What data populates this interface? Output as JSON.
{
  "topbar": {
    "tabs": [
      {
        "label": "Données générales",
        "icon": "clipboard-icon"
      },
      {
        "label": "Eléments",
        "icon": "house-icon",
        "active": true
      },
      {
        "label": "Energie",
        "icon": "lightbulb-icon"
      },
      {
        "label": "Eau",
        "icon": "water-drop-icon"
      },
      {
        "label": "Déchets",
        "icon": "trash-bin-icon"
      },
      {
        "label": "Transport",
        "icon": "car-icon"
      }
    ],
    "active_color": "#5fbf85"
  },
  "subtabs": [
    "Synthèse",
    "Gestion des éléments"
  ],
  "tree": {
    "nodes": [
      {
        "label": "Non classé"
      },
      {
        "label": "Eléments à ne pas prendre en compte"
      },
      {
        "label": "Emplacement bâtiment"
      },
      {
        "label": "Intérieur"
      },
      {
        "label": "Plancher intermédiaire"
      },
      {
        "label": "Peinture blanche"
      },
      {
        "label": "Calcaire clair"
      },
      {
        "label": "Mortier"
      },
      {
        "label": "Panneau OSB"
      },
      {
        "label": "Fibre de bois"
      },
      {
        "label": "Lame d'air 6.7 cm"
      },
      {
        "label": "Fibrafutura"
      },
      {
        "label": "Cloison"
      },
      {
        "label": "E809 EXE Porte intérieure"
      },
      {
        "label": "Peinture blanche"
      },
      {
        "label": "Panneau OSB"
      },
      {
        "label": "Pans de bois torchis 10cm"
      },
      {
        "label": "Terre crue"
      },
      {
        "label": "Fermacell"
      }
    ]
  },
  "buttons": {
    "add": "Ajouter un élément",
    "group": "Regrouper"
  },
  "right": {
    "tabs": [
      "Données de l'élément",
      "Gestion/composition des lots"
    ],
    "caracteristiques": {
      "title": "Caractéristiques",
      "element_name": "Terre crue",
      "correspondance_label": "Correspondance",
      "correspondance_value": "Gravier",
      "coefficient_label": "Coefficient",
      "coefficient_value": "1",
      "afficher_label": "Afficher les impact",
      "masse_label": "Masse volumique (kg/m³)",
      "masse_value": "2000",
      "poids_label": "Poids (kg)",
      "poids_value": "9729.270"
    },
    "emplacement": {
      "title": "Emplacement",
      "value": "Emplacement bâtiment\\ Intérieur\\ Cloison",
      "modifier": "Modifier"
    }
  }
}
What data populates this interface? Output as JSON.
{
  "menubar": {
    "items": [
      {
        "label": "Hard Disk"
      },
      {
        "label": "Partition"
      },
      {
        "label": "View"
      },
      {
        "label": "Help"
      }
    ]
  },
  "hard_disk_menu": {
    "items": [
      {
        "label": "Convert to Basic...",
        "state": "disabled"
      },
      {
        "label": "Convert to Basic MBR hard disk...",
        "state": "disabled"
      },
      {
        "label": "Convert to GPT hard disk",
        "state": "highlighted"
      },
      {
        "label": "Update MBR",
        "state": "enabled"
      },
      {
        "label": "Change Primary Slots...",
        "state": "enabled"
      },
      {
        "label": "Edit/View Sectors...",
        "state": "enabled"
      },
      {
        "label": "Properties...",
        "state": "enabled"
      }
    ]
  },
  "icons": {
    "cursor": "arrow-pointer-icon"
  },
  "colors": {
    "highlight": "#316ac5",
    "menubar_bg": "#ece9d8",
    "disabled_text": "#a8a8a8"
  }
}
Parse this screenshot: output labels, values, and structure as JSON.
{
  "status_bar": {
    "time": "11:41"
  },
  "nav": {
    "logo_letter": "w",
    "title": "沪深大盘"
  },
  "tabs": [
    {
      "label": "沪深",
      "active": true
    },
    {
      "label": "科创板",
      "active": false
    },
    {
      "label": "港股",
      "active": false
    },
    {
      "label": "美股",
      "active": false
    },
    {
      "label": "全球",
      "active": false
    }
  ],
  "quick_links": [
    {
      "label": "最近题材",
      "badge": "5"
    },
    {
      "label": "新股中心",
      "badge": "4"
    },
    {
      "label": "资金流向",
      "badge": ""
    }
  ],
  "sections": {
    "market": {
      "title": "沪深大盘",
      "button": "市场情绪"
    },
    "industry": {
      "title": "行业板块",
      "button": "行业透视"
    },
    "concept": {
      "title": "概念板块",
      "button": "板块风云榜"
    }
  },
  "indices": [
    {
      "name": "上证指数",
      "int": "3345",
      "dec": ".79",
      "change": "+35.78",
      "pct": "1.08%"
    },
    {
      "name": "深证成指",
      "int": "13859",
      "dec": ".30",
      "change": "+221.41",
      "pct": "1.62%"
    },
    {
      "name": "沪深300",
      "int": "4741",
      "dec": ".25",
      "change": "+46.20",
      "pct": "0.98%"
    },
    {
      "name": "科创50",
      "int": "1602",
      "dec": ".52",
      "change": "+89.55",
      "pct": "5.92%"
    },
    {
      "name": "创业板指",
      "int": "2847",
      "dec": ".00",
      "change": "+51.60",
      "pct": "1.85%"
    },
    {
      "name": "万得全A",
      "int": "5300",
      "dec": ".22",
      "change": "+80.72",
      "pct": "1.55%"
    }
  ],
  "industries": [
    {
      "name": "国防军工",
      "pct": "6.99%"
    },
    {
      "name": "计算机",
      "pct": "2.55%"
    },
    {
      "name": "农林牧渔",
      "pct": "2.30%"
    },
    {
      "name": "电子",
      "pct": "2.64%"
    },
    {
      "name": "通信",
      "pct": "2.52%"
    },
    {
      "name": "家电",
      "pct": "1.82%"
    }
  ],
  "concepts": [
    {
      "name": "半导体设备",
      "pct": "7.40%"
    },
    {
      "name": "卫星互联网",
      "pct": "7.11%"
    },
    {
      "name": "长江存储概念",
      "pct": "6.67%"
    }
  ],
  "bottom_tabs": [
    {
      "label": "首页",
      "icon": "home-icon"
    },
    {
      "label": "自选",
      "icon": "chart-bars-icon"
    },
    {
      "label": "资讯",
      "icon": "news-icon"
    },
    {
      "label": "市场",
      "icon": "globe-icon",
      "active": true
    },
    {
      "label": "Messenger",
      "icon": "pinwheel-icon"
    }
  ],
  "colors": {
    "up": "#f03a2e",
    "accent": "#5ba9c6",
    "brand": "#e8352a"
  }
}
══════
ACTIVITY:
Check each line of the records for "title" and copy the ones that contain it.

ANSWER SECTION:
      "title": "Caractéristiques",
      "title": "Emplacement",
    "title": "沪深大盘"
      "title": "沪深大盘",
      "title": "行业板块",
      "title": "概念板块",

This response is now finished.